This video is extraordinary. Not only because it's beautiful, but because it documents a future that is now gone forever. This is the first and only time you will ever see the space shuttle docked to the space station. Update: Video added!
While ground telescopes have captured the shuttle and the ISS together before—as tiny specks of light against the vastness of space or silhouettes against the Sun—these are the first video and images ever taken in first person from another spacecraft.
The detail is amazing. Obviously, they will remind you of Kubrick's 2001 approach to the station orbiting Earth. And while the ISS is smaller, these images are real. A unique perspective that nobody ever saw until now, according to NASA.
The video and photos were taken by ESA's astronaut Paolo Nespoli as his Soyuz TMA-20 was flying away from what was his home for 159 days.
Flying at 220 miles above the surface of Earth, Paolo and his colleagues from Expedition 27—cosmonaut Dmitry Kondratyev and my adored Cady Coleman—were witness to this extraordinary opportunity that nobody would have ever again: This is the penultimate time any ship from the space shuttle fleet is going to be docked there, but no Soyuz departures are scheduled for the time Atlantis is going to be there (for the last time. Single tear).
I wonder what was in their heads as they departed. Perhaps Cady had Strauss in her mind, but maybe it was the third movement of Debussy's suite bergamasque.

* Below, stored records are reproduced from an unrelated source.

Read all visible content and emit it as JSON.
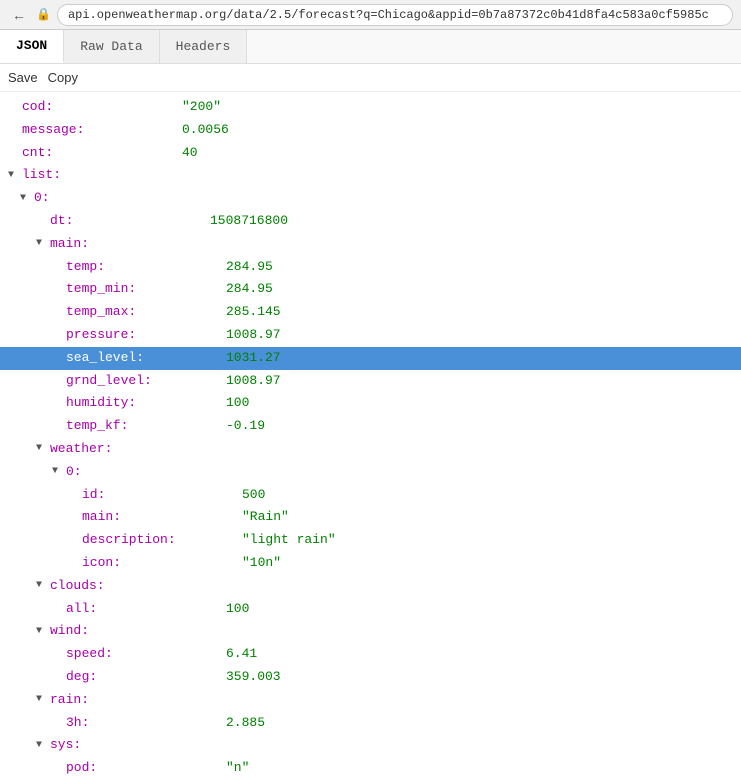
{
  "browser": {
    "url": "api.openweathermap.org/data/2.5/forecast?q=Chicago&appid=0b7a87372c0b41d8fa4c583a0cf5985c",
    "back_label": "←",
    "reload_label": "↻"
  },
  "tabs": [
    {
      "id": "json",
      "label": "JSON",
      "active": true
    },
    {
      "id": "raw",
      "label": "Raw Data",
      "active": false
    },
    {
      "id": "headers",
      "label": "Headers",
      "active": false
    }
  ],
  "toolbar": {
    "save_label": "Save",
    "copy_label": "Copy"
  },
  "json": {
    "rows": [
      {
        "indent": 0,
        "key": "cod:",
        "value": "\"200\"",
        "type": "string",
        "toggle": null
      },
      {
        "indent": 0,
        "key": "message:",
        "value": "0.0056",
        "type": "number",
        "toggle": null
      },
      {
        "indent": 0,
        "key": "cnt:",
        "value": "40",
        "type": "number",
        "toggle": null
      },
      {
        "indent": 0,
        "key": "list:",
        "value": "",
        "type": "section",
        "toggle": "▼"
      },
      {
        "indent": 1,
        "key": "0:",
        "value": "",
        "type": "section",
        "toggle": "▼"
      },
      {
        "indent": 2,
        "key": "dt:",
        "value": "1508716800",
        "type": "number",
        "toggle": null
      },
      {
        "indent": 2,
        "key": "main:",
        "value": "",
        "type": "section",
        "toggle": "▼"
      },
      {
        "indent": 3,
        "key": "temp:",
        "value": "284.95",
        "type": "number",
        "toggle": null
      },
      {
        "indent": 3,
        "key": "temp_min:",
        "value": "284.95",
        "type": "number",
        "toggle": null
      },
      {
        "indent": 3,
        "key": "temp_max:",
        "value": "285.145",
        "type": "number",
        "toggle": null
      },
      {
        "indent": 3,
        "key": "pressure:",
        "value": "1008.97",
        "type": "number",
        "toggle": null
      },
      {
        "indent": 3,
        "key": "sea_level:",
        "value": "1031.27",
        "type": "number",
        "toggle": null,
        "highlighted": true
      },
      {
        "indent": 3,
        "key": "grnd_level:",
        "value": "1008.97",
        "type": "number",
        "toggle": null
      },
      {
        "indent": 3,
        "key": "humidity:",
        "value": "100",
        "type": "number",
        "toggle": null
      },
      {
        "indent": 3,
        "key": "temp_kf:",
        "value": "-0.19",
        "type": "number",
        "toggle": null
      },
      {
        "indent": 2,
        "key": "weather:",
        "value": "",
        "type": "section",
        "toggle": "▼"
      },
      {
        "indent": 3,
        "key": "0:",
        "value": "",
        "type": "section",
        "toggle": "▼"
      },
      {
        "indent": 4,
        "key": "id:",
        "value": "500",
        "type": "number",
        "toggle": null
      },
      {
        "indent": 4,
        "key": "main:",
        "value": "\"Rain\"",
        "type": "string",
        "toggle": null
      },
      {
        "indent": 4,
        "key": "description:",
        "value": "\"light rain\"",
        "type": "string",
        "toggle": null
      },
      {
        "indent": 4,
        "key": "icon:",
        "value": "\"10n\"",
        "type": "string",
        "toggle": null
      },
      {
        "indent": 2,
        "key": "clouds:",
        "value": "",
        "type": "section",
        "toggle": "▼"
      },
      {
        "indent": 3,
        "key": "all:",
        "value": "100",
        "type": "number",
        "toggle": null
      },
      {
        "indent": 2,
        "key": "wind:",
        "value": "",
        "type": "section",
        "toggle": "▼"
      },
      {
        "indent": 3,
        "key": "speed:",
        "value": "6.41",
        "type": "number",
        "toggle": null
      },
      {
        "indent": 3,
        "key": "deg:",
        "value": "359.003",
        "type": "number",
        "toggle": null
      },
      {
        "indent": 2,
        "key": "rain:",
        "value": "",
        "type": "section",
        "toggle": "▼"
      },
      {
        "indent": 3,
        "key": "3h:",
        "value": "2.885",
        "type": "number",
        "toggle": null
      },
      {
        "indent": 2,
        "key": "sys:",
        "value": "",
        "type": "section",
        "toggle": "▼"
      },
      {
        "indent": 3,
        "key": "pod:",
        "value": "\"n\"",
        "type": "string",
        "toggle": null
      }
    ]
  }
}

It kind of fits the sadness of the goodbye, knowing that this magnificent view was going to be gone forever. [ESA via NASA Goddard—Thanks Rebecca!]